“There will be a evening prize giving, and ribbons and cup/trophies given out for the calves, and winners of the lambs, goats and chickens too. We’re hoping to have spot prizes and raffles and make it a great community event.”
Concerns over Mycoplasma bovis and the movement of cattle during Ag Day meant some schools, including Gordonton and Orini, decided not to have calves on school grounds.
Not long after this decision Megan said a parent got in touch with an alternative – an ‘on-farm’ judging competition.
“Then another parent, who is also a judge, made the same suggestion. Such events are held on a big scale, with 500 to 700 animals involved. There would be no ‘gathering together’ of calves, and therefore no risk to the wider community and it would be a way kids could still rear a calf if they wanted to.”
There will be appropriate biosecurity measures in places for judges and accompanying people who visit each farm.
“We’ve been given a free disinfection kit for judges to travel with, from Jacson3, a Waikato company that specialises in biosecurity products for agricultural businesses.”

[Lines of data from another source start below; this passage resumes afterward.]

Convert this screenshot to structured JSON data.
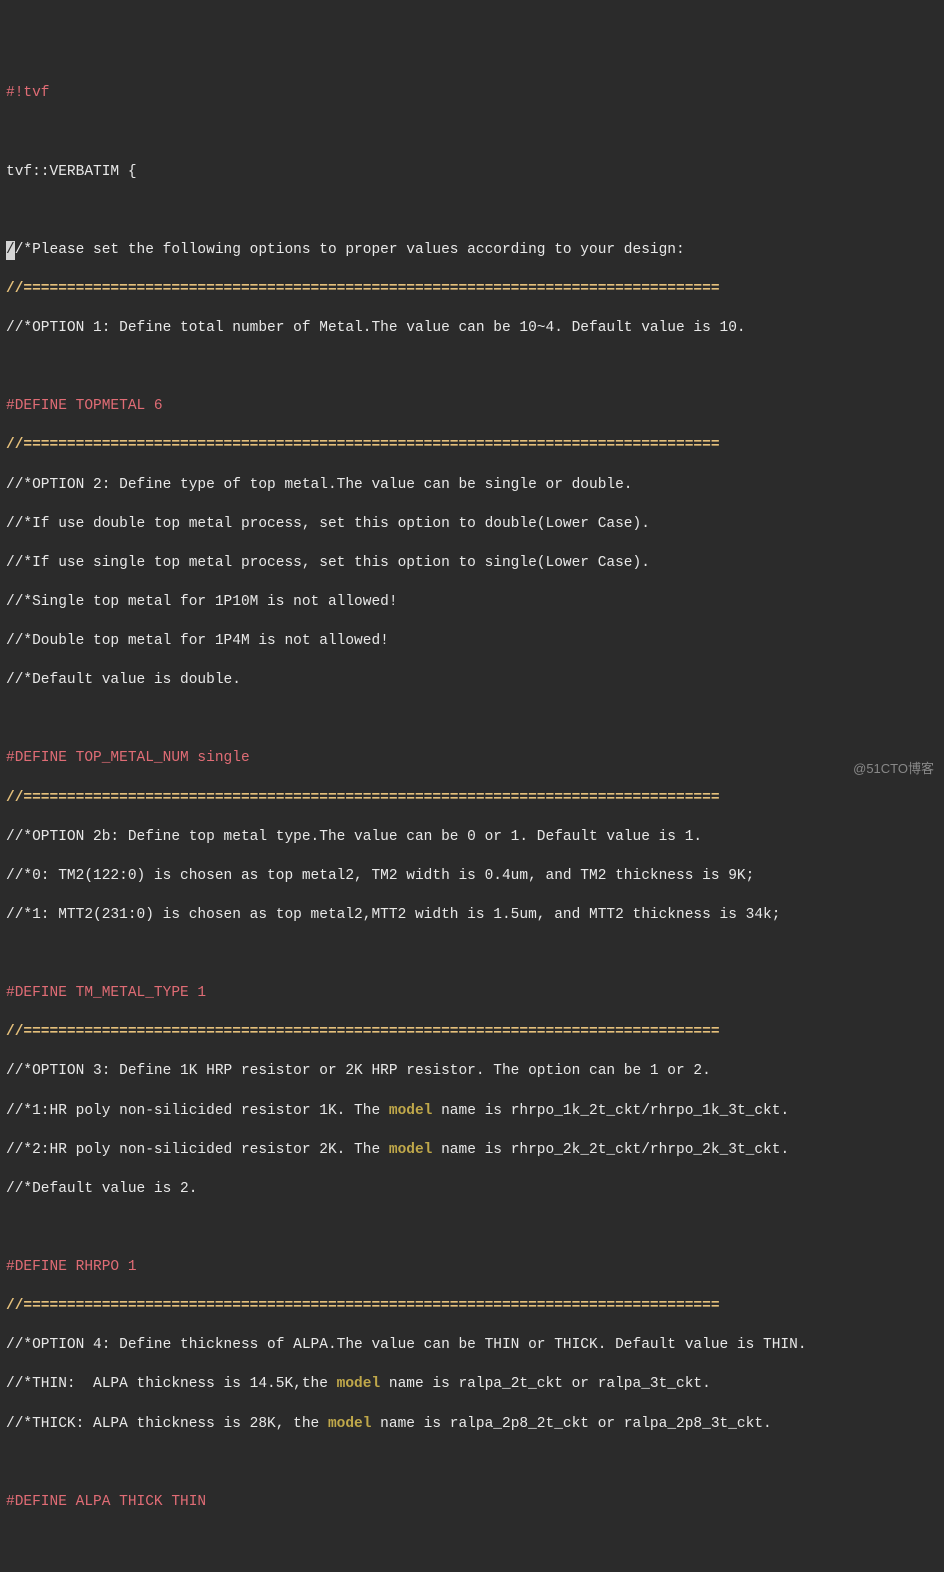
{
  "header": {
    "shebang": "#!tvf",
    "verbatim": "tvf::VERBATIM {"
  },
  "cursor_char": "/",
  "intro": {
    "l1_rest": "/*Please set the following options to proper values according to your design:",
    "sep": "//================================================================================",
    "opt1": "//*OPTION 1: Define total number of Metal.The value can be 10~4. Default value is 10."
  },
  "topmetal": {
    "define": "#DEFINE TOPMETAL 6",
    "sep": "//================================================================================",
    "opt2": "//*OPTION 2: Define type of top metal.The value can be single or double.",
    "l1": "//*If use double top metal process, set this option to double(Lower Case).",
    "l2": "//*If use single top metal process, set this option to single(Lower Case).",
    "l3": "//*Single top metal for 1P10M is not allowed!",
    "l4": "//*Double top metal for 1P4M is not allowed!",
    "l5": "//*Default value is double."
  },
  "top_metal_num": {
    "define": "#DEFINE TOP_METAL_NUM single",
    "sep": "//================================================================================",
    "opt2b": "//*OPTION 2b: Define top metal type.The value can be 0 or 1. Default value is 1.",
    "l1": "//*0: TM2(122:0) is chosen as top metal2, TM2 width is 0.4um, and TM2 thickness is 9K;",
    "l2": "//*1: MTT2(231:0) is chosen as top metal2,MTT2 width is 1.5um, and MTT2 thickness is 34k;"
  },
  "tm_metal_type": {
    "define": "#DEFINE TM_METAL_TYPE 1",
    "sep": "//================================================================================",
    "opt3": "//*OPTION 3: Define 1K HRP resistor or 2K HRP resistor. The option can be 1 or 2.",
    "l1a": "//*1:HR poly non-silicided resistor 1K. The ",
    "model": "model",
    "l1b": " name is rhrpo_1k_2t_ckt/rhrpo_1k_3t_ckt.",
    "l2a": "//*2:HR poly non-silicided resistor 2K. The ",
    "l2b": " name is rhrpo_2k_2t_ckt/rhrpo_2k_3t_ckt.",
    "l3": "//*Default value is 2."
  },
  "rhrpo": {
    "define": "#DEFINE RHRPO 1",
    "sep": "//================================================================================",
    "opt4": "//*OPTION 4: Define thickness of ALPA.The value can be THIN or THICK. Default value is THIN.",
    "l1a": "//*THIN:  ALPA thickness is 14.5K,the ",
    "model": "model",
    "l1b": " name is ralpa_2t_ckt or ralpa_3t_ckt.",
    "l2a": "//*THICK: ALPA thickness is 28K, the ",
    "l2b": " name is ralpa_2p8_2t_ckt or ralpa_2p8_3t_ckt."
  },
  "alpa": {
    "define": "#DEFINE ALPA THICK THIN"
  },
  "watermark": "@51CTO博客"
}
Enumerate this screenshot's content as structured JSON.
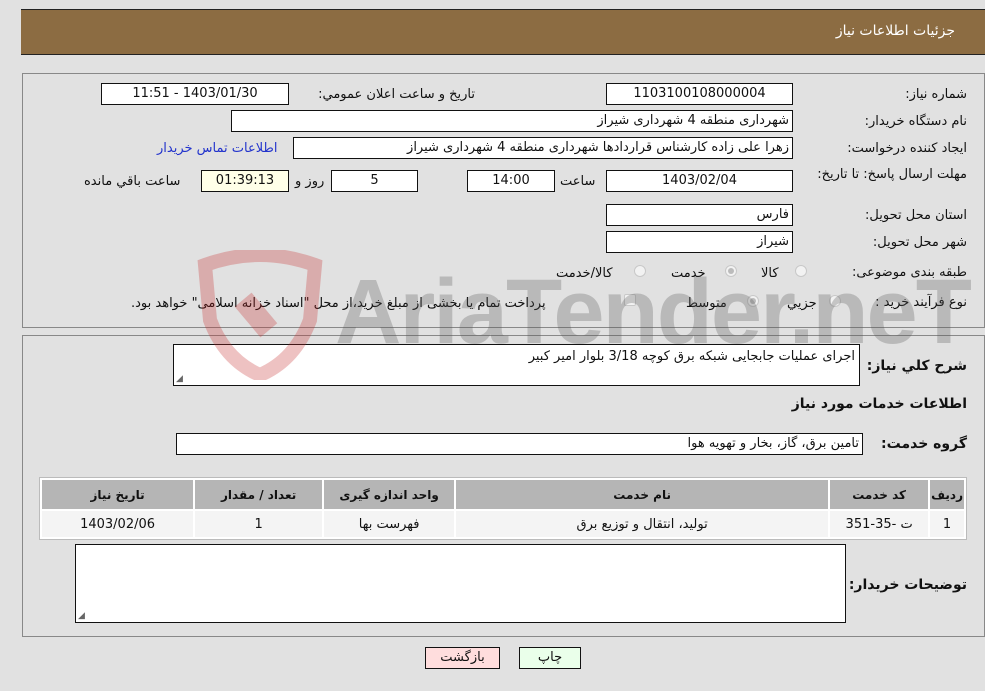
{
  "header": {
    "title": "جزئیات اطلاعات نیاز"
  },
  "form": {
    "need_number": {
      "label": "شماره نیاز:",
      "value": "1103100108000004"
    },
    "announce_datetime": {
      "label": "تاریخ و ساعت اعلان عمومي:",
      "value": "1403/01/30 - 11:51"
    },
    "buyer_org": {
      "label": "نام دستگاه خریدار:",
      "value": "شهرداری منطقه 4 شهرداری شیراز"
    },
    "requester": {
      "label": "ایجاد کننده درخواست:",
      "value": "زهرا علی زاده کارشناس قراردادها شهرداری منطقه 4 شهرداری شیراز"
    },
    "buyer_contact_link": "اطلاعات تماس خریدار",
    "deadline": {
      "label": "مهلت ارسال پاسخ: تا تاریخ:",
      "date": "1403/02/04",
      "time_label": "ساعت",
      "time": "14:00",
      "days": "5",
      "days_suffix": "روز و",
      "remaining": "01:39:13",
      "remaining_suffix": "ساعت باقي مانده"
    },
    "province": {
      "label": "استان محل تحویل:",
      "value": "فارس"
    },
    "city": {
      "label": "شهر محل تحویل:",
      "value": "شیراز"
    },
    "category": {
      "label": "طبقه بندی موضوعی:",
      "options": [
        "کالا",
        "خدمت",
        "کالا/خدمت"
      ],
      "selected": "خدمت"
    },
    "process": {
      "label": "نوع فرآیند خرید :",
      "options": [
        "جزیي",
        "متوسط"
      ],
      "selected": "متوسط",
      "treasury_note": "پرداخت تمام یا بخشی از مبلغ خرید،از محل \"اسناد خزانه اسلامی\" خواهد بود.",
      "treasury_checked": false
    }
  },
  "description": {
    "label": "شرح کلي نیاز:",
    "value": "اجرای عملیات جابجایی شبکه برق کوچه 3/18 بلوار امیر کبیر"
  },
  "services_section": {
    "title": "اطلاعات خدمات مورد نیاز",
    "group_label": "گروه خدمت:",
    "group_value": "تامین برق، گاز، بخار و تهویه هوا",
    "table": {
      "headers": [
        "ردیف",
        "کد خدمت",
        "نام خدمت",
        "واحد اندازه گیری",
        "تعداد / مقدار",
        "تاریخ نیاز"
      ],
      "rows": [
        [
          "1",
          "ت -35-351",
          "تولید، انتقال و توزیع برق",
          "فهرست بها",
          "1",
          "1403/02/06"
        ]
      ]
    }
  },
  "buyer_notes": {
    "label": "توضیحات خریدار:",
    "value": ""
  },
  "buttons": {
    "print": "چاپ",
    "back": "بازگشت"
  },
  "watermark": "AriaTender.neT"
}
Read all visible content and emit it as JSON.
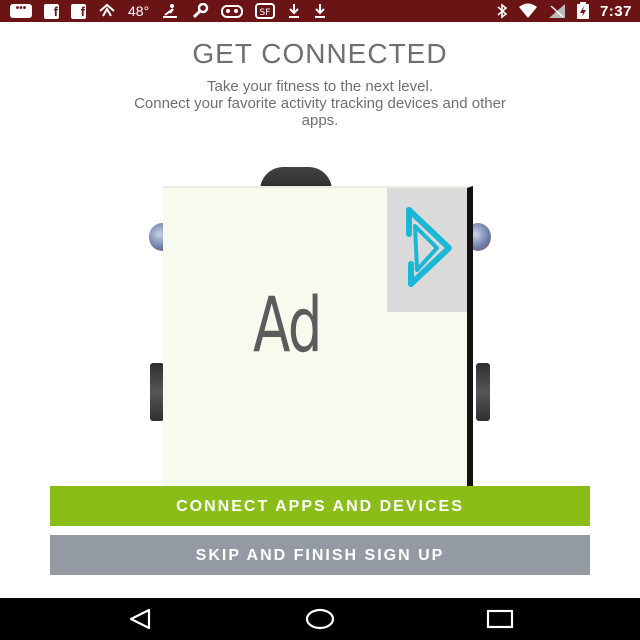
{
  "status_bar": {
    "icons_left": [
      "message-icon",
      "facebook-icon",
      "facebook-icon",
      "location-icon",
      "rowing-icon",
      "wrench-icon",
      "gamepad-icon",
      "app-icon",
      "download-icon",
      "download-icon"
    ],
    "temperature": "48°",
    "icons_right": [
      "bluetooth-icon",
      "wifi-icon",
      "signal-icon",
      "battery-icon"
    ],
    "time": "7:37"
  },
  "header": {
    "title": "GET CONNECTED",
    "subtitle_line1": "Take your fitness to the next level.",
    "subtitle_line2": "Connect your favorite activity tracking devices and other",
    "subtitle_line3": "apps."
  },
  "ad": {
    "label": "Ad",
    "icon": "play-icon"
  },
  "actions": {
    "connect_label": "CONNECT APPS AND DEVICES",
    "skip_label": "SKIP AND FINISH SIGN UP"
  },
  "nav_bar": {
    "back_icon": "back-icon",
    "home_icon": "home-icon",
    "recent_icon": "recent-apps-icon"
  },
  "colors": {
    "status_bar": "#6b1416",
    "primary_button": "#8bbd18",
    "secondary_button": "#949aa3",
    "title_text": "#6f6f6f"
  }
}
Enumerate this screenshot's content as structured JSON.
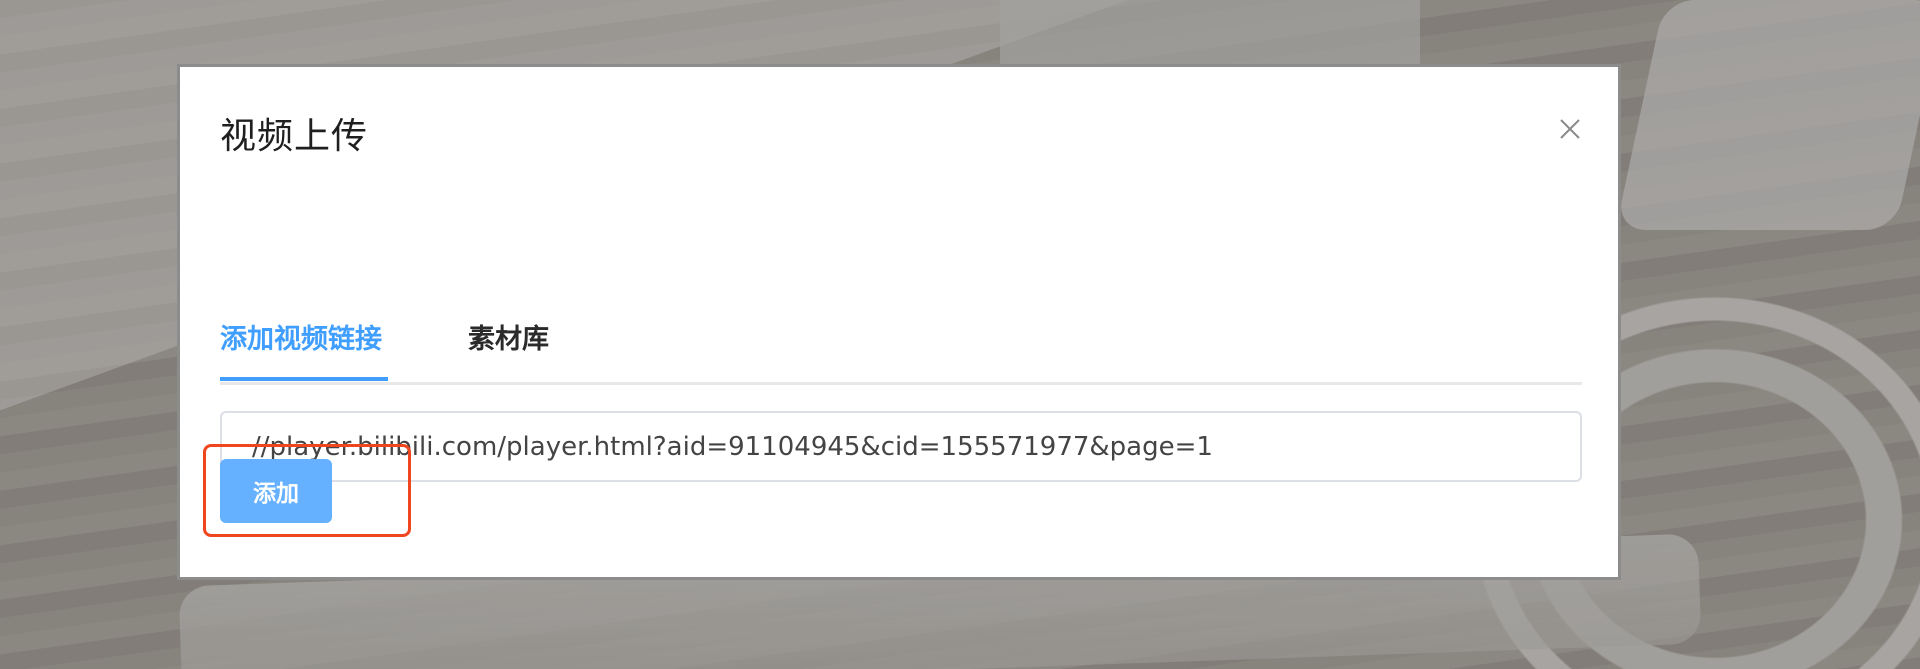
{
  "modal": {
    "title": "视频上传",
    "close_icon": "close-icon"
  },
  "tabs": [
    {
      "label": "添加视频链接",
      "active": true
    },
    {
      "label": "素材库",
      "active": false
    }
  ],
  "url_input": {
    "value": "//player.bilibili.com/player.html?aid=91104945&cid=155571977&page=1"
  },
  "add_button": {
    "label": "添加"
  },
  "colors": {
    "accent": "#409eff",
    "button": "#66b1ff",
    "highlight": "#f0461f"
  }
}
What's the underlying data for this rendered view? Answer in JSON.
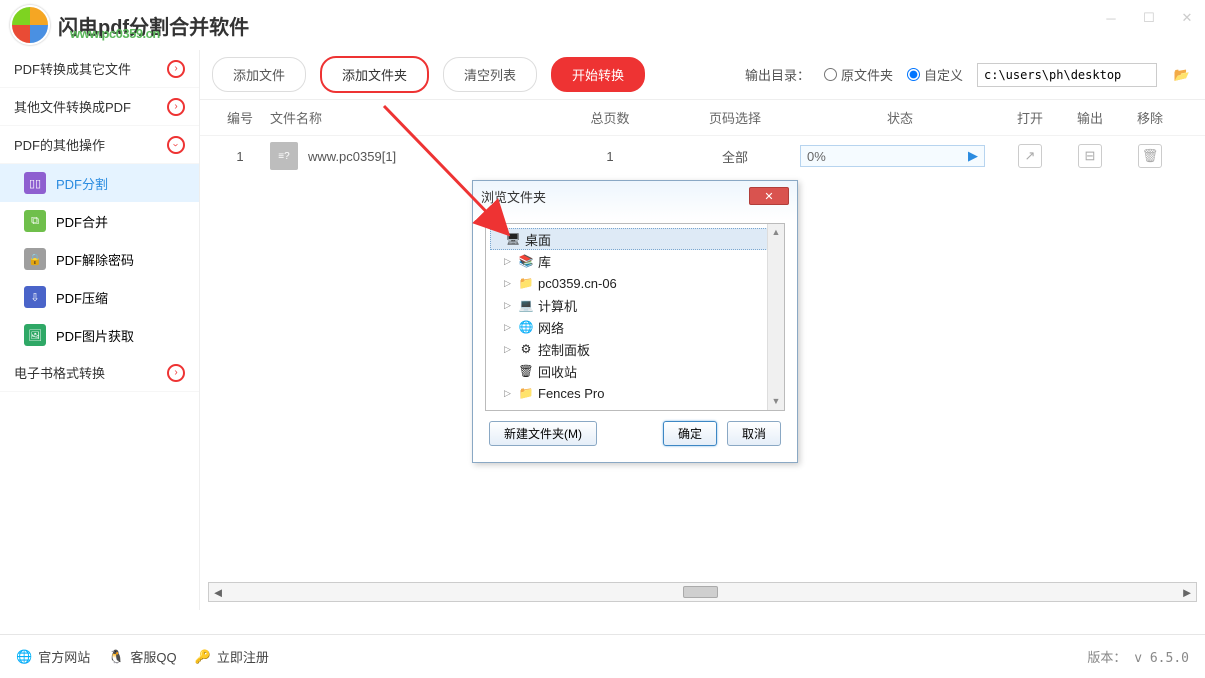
{
  "app": {
    "title": "闪电pdf分割合并软件",
    "watermark": "www.pc0359.cn"
  },
  "sidebar": {
    "cat1": "PDF转换成其它文件",
    "cat2": "其他文件转换成PDF",
    "cat3": "PDF的其他操作",
    "cat4": "电子书格式转换",
    "items": [
      {
        "label": "PDF分割",
        "color": "#8e5fd0"
      },
      {
        "label": "PDF合并",
        "color": "#6fbf4b"
      },
      {
        "label": "PDF解除密码",
        "color": "#9e9e9e"
      },
      {
        "label": "PDF压缩",
        "color": "#4a64c9"
      },
      {
        "label": "PDF图片获取",
        "color": "#2fa866"
      }
    ]
  },
  "toolbar": {
    "add_file": "添加文件",
    "add_folder": "添加文件夹",
    "clear": "清空列表",
    "start": "开始转换",
    "out_label": "输出目录：",
    "radio_orig": "原文件夹",
    "radio_custom": "自定义",
    "path": "c:\\users\\ph\\desktop"
  },
  "table": {
    "h_num": "编号",
    "h_name": "文件名称",
    "h_pages": "总页数",
    "h_sel": "页码选择",
    "h_stat": "状态",
    "h_open": "打开",
    "h_out": "输出",
    "h_del": "移除",
    "rows": [
      {
        "num": "1",
        "name": "www.pc0359[1]",
        "pages": "1",
        "sel": "全部",
        "stat": "0%"
      }
    ]
  },
  "dialog": {
    "title": "浏览文件夹",
    "nodes": [
      {
        "label": "桌面",
        "icon": "🖥",
        "root": true
      },
      {
        "label": "库",
        "icon": "📚",
        "exp": "▷"
      },
      {
        "label": "pc0359.cn-06",
        "icon": "📁",
        "exp": "▷"
      },
      {
        "label": "计算机",
        "icon": "💻",
        "exp": "▷"
      },
      {
        "label": "网络",
        "icon": "🌐",
        "exp": "▷"
      },
      {
        "label": "控制面板",
        "icon": "⚙",
        "exp": "▷"
      },
      {
        "label": "回收站",
        "icon": "🗑",
        "exp": ""
      },
      {
        "label": "Fences Pro",
        "icon": "📁",
        "exp": "▷"
      }
    ],
    "new_folder": "新建文件夹(M)",
    "ok": "确定",
    "cancel": "取消"
  },
  "footer": {
    "site": "官方网站",
    "qq": "客服QQ",
    "reg": "立即注册",
    "version": "版本： v 6.5.0"
  }
}
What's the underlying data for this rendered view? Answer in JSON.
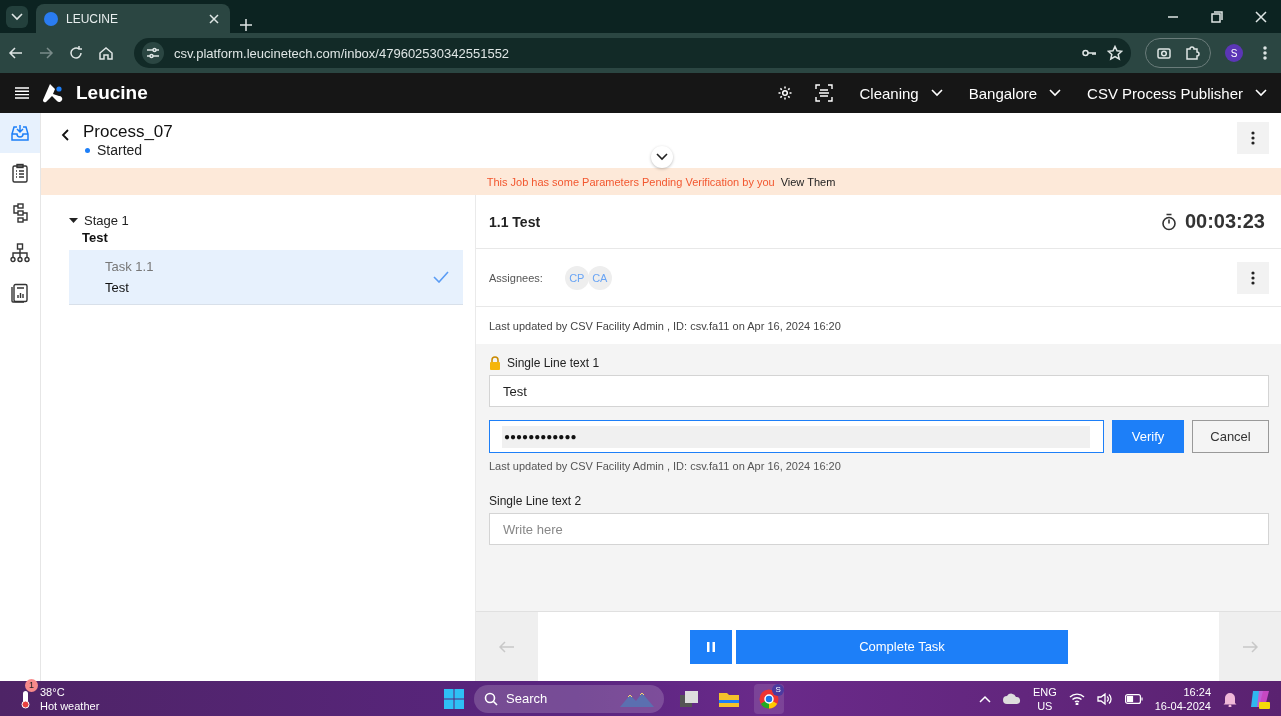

Children are also given the opportunity to have a lamb, goat or chicken at the modified Ag Day, as well as a calf if they still want to be part of that day, which is restricted to students from Whitikahu and Orini Schools.
Reaction from parents has been great, she says. “Everyone is so enthusiastic and happy we’re going ahead with it.”
The move was the result of some positive people from both schools prepared to think outside the square to make the traditional event happen by other means.
“Those who have been behind this value the importance of keeping this event alive. We don’t know how long the eradication process is going to take and we may well be in this same situation next year – there was a real worry we might lose this event altogether.”
One parent told her that his love of cattle started thanks to school calf club events and it had given him a career, as a farmer, judge and show competitor.
Megan’s children will both have calves and will also compete in a nationwide online competition, where they will create a portfolio of their calves.
“Calf club is a great way to teach kids about responsibility, persistence and dedication. A huge amount of work goes into preparing a calf, about eight to ten weeks – that’s a long time for young children to keep at it.
“There is nothing that makes me more proud than seeing your children enjoying themselves with their calves, and being proud of their calf no matter what ribbons they may get. When you see that smile on their faces when they know they’ve done well, because they put the work in, it’s so special.”